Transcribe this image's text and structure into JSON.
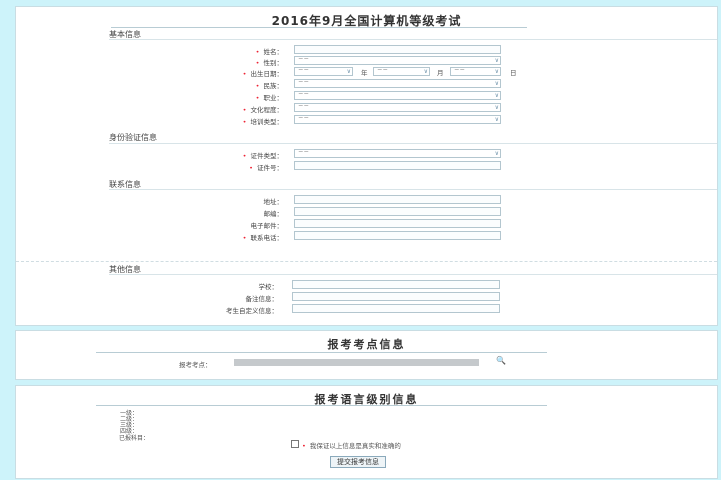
{
  "title": "2016年9月全国计算机等级考试",
  "sections": {
    "basic": "基本信息",
    "id": "身份验证信息",
    "contact": "联系信息",
    "other": "其他信息"
  },
  "basic_fields": {
    "name": "姓名：",
    "gender": "性别：",
    "birth": "出生日期：",
    "ethnicity": "民族：",
    "occupation": "职业：",
    "education": "文化程度：",
    "training": "培训类型："
  },
  "select_placeholder": "－－",
  "date_units": {
    "year": "年",
    "month": "月",
    "day": "日"
  },
  "id_fields": {
    "doc_type": "证件类型：",
    "doc_no": "证件号："
  },
  "contact_fields": {
    "address": "地址：",
    "postcode": "邮编：",
    "email": "电子邮件：",
    "phone": "联系电话："
  },
  "other_fields": {
    "school": "学校：",
    "remark": "备注信息：",
    "custom": "考生自定义信息："
  },
  "venue": {
    "title": "报考考点信息",
    "label": "报考考点："
  },
  "language": {
    "title": "报考语言级别信息",
    "levels": [
      "一级：",
      "二级：",
      "三级：",
      "四级："
    ],
    "selected_label": "已报科目：",
    "confirm_text": "我保证以上信息是真实和准确的",
    "submit": "提交报考信息"
  }
}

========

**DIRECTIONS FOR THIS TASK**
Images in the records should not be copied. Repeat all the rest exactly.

**RESULT OF THIS TASK**
Transcribe this image's text and structure into JSON.
{
  "title": "2016年9月全国计算机等级考试",
  "sections": {
    "basic": "基本信息",
    "id": "身份验证信息",
    "contact": "联系信息",
    "other": "其他信息"
  },
  "basic_fields": {
    "name": "姓名：",
    "gender": "性别：",
    "birth": "出生日期：",
    "ethnicity": "民族：",
    "occupation": "职业：",
    "education": "文化程度：",
    "training": "培训类型："
  },
  "select_placeholder": "－－",
  "date_units": {
    "year": "年",
    "month": "月",
    "day": "日"
  },
  "id_fields": {
    "doc_type": "证件类型：",
    "doc_no": "证件号："
  },
  "contact_fields": {
    "address": "地址：",
    "postcode": "邮编：",
    "email": "电子邮件：",
    "phone": "联系电话："
  },
  "other_fields": {
    "school": "学校：",
    "remark": "备注信息：",
    "custom": "考生自定义信息："
  },
  "venue": {
    "title": "报考考点信息",
    "label": "报考考点："
  },
  "language": {
    "title": "报考语言级别信息",
    "levels": [
      "一级：",
      "二级：",
      "三级：",
      "四级："
    ],
    "selected_label": "已报科目：",
    "confirm_text": "我保证以上信息是真实和准确的",
    "submit": "提交报考信息"
  }
}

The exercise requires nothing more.